Listen now | Ken and Josh discuss when police have a legal duty to protect you, the limits of qualified immunity, and why Uvalde may have every legal right to conceal body cam footage.
Great episode - my husband and I are so happy you guys are back! We have had a "tradition" of listening while making Friday night dinner, and now things feel right again.
For the caller and anyone else looking for a deep dive on the history of qualified immunity, I found the Institute for Justice's podcast series "Bound by Oath" to be equal parts illuminating and infuriating. https://ij.org/podcasts/bound-by-oath/
I’m curious what happens after the Supreme Court determines something now is “established.” Do the cops get email blasts describing the new situations? A website they’re supposed to periodically check? I can’t imagine they’re read out at daily briefings.
Unless KCRW has IP rights over it, I second the call for the return of the swear jar. I mean I like the legal analysis too, sure.
How much more hair does Jeffrey Clark have to lose before he replaces Carl Rove as your new evil doppelganger? Is there any chance that a jail would make him buzz down the rest of his male-pattern baldness hair for hygiene reasons?
Really informative podcast, thanks for that.

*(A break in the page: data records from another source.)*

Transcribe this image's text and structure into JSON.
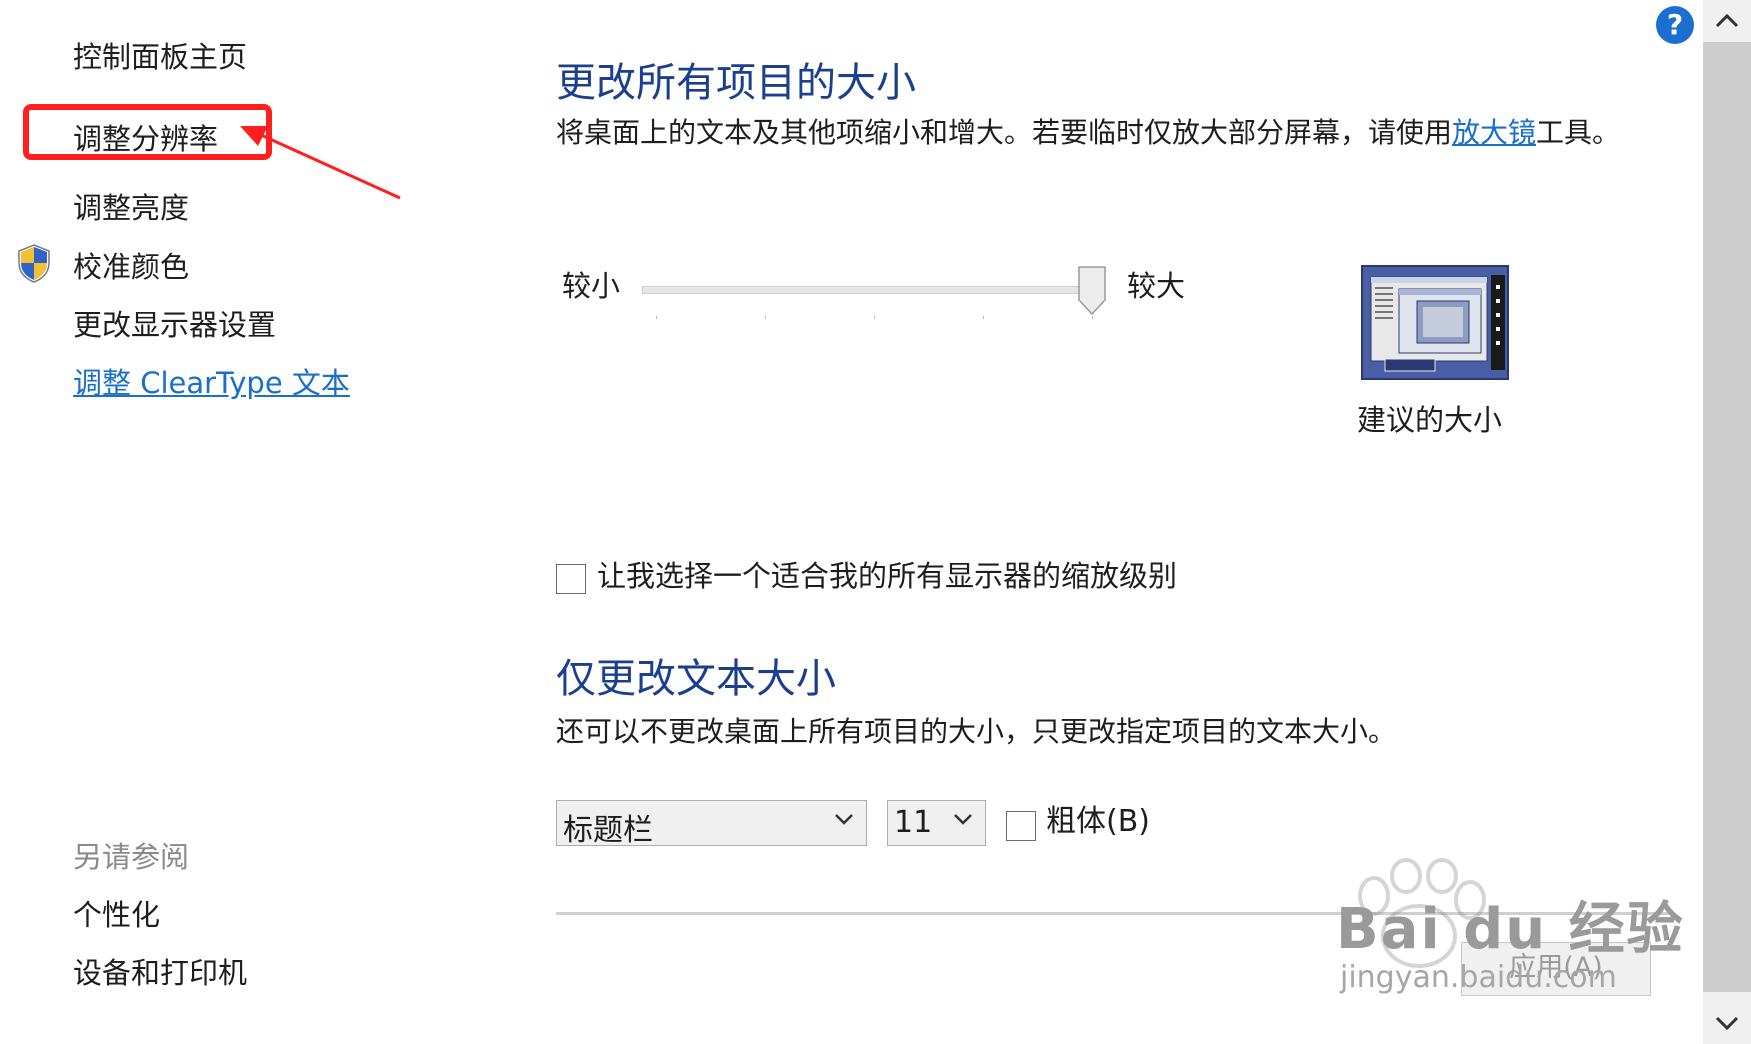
{
  "sidebar": {
    "items": [
      {
        "label": "控制面板主页"
      },
      {
        "label": "调整分辨率"
      },
      {
        "label": "调整亮度"
      },
      {
        "label": "校准颜色"
      },
      {
        "label": "更改显示器设置"
      },
      {
        "label": "调整 ClearType 文本"
      }
    ],
    "see_also": {
      "title": "另请参阅",
      "items": [
        {
          "label": "个性化"
        },
        {
          "label": "设备和打印机"
        }
      ]
    }
  },
  "main": {
    "section1": {
      "title": "更改所有项目的大小",
      "description_before": "将桌面上的文本及其他项缩小和增大。若要临时仅放大部分屏幕，请使用",
      "description_link": "放大镜",
      "description_after": "工具。"
    },
    "slider": {
      "min_label": "较小",
      "max_label": "较大",
      "level": 1.0
    },
    "preview": {
      "caption": "建议的大小"
    },
    "scale_checkbox": {
      "label": "让我选择一个适合我的所有显示器的缩放级别",
      "checked": false
    },
    "section2": {
      "title": "仅更改文本大小",
      "description": "还可以不更改桌面上所有项目的大小，只更改指定项目的文本大小。"
    },
    "item_select": {
      "value": "标题栏"
    },
    "size_select": {
      "value": "11"
    },
    "bold_checkbox": {
      "label": "粗体(B)",
      "checked": false
    },
    "apply_button": {
      "label": "应用(A)"
    }
  },
  "help": {
    "label": "?"
  },
  "watermark": {
    "brand": "Bai du 经验",
    "url": "jingyan.baidu.com"
  },
  "colors": {
    "heading": "#1a3f8f",
    "link": "#1a6fc9",
    "highlight": "#ff1f1f",
    "help": "#1b6fd1"
  }
}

My one major thought (and this ties into Andrew G's thoughts before) is that the one major benefit for greater allowance of civil litigation is cultural: It provides a vehicle to damage that reverence for police if they're more frequently found being liable for bad actions. To me, that's worthwhile in and of itself. But of course, law of unintended consequences means there's probably a way it does the exact reverse, too.
Question for Ken: Do you get witness fees for a congressional subpoena?
I get that the fear of civil litigation would not necessarily be a deterrent or cause mass changes in law enforcement behavior. But would the discovery process of those law suits be on its own helpful in someway? Like identifying other wrong doing that is easier to prove? It seems like the ability of these suits to be thrown out so early doesn't allow for real examination of what happened when there does appear to be on the surface an injury that has been done.
In thinking about it more, I know law suits are not supposed to be fishing expeditions so maybe this would be a bad thing. Maybe a grand jury investigation is supposed to fulfill this purpose, but with such a close relationship between DA and law enforcement that seems like only the most egregious cases would be investigated.
Maybe reforming public records laws would be a cheaper solution, although no easier to get done.
No question. Just happy that you are back “on the air” brightening up my flight home tonight. Looking forward to the new pod.
I share both of your skepticism of the efficacy of civil litigation in changing the behavior of police officers. However I am having a hard time imagining the contours of a federal law establishing a duty for police officers to protect citizens absent that approach. Is there some other way for Congress to require police to do their job? Maybe through funding?
First off, where is the swear jar? Do we need to raise a certain amount of money in order to afford it?
Secondly, glad to have you both back. Serious Trouble reminds me how much I missed All the President's (and Presidents') Lawyers. Even not talking about legal issues in the Presidential sphere, it's great to hear you guys chop it up (even over the Depp/Heard trial which I couldn't care less about).
Thirdly, random question about SCOTUS: what's it matter what laws States or Congress pass if the SCOTUS can overturn them? If Congress (somehow) passed a law allowing abortion, couldn't SCOTUS just say it isn't constitutional? This New York law has been on the books for over a hundred years and just got overturned. Are US Congress laws less likely to get overturned than state laws? Just wondering if we're in an environment where Republicans have stacked the court against anything Democrats might possible enact.
Very informative and interesting show. Looking forward to all future episodes.
Greetings from Canberra. Great discussion - showing your decision to expand your purview was a splendid notion. Happy to hear there are others subscribing to your efforts.
FYI Ken - here's a BIG legal issue here atm with a VERY high profile sexual assault case. It's about an event which allegedly occurred in our Parliament House. https://www.abc.net.au/news/2022-06-23/bruce-lehrmann-trial-delayed-october-lisa-wilkinson-logies/101176384
Actual feedback aside from tormenting Ken:
I found this episode confusing. I know Ken is not a Texas lawyer and is not going to be familiar with the specifics of Texas' own waiver of sovereign immunity for tort claims, but I found the focus on federal Constitutional claims to be very strange. I would expect any action regarding this matter to be a claim for negligence under state law and trying to navigate public duty doctrine through either establishing a special relationship or potentially invocation of the rescue doctrine based on law enforcement's interference with preventing others from undertaking a rescue. I think I would have much rather preferred Ken analyze the potential claims from a California state law perspective and then disclaim that it might not work the same in Texas, instead of focusing on what the unlikely 1983 claims would be.
Great call on pointing out that Mitchell v. Forsyth sucks ass in civil rights litigation and is a complete bastardization of statute regarding appeals of final judgments as a matter of right.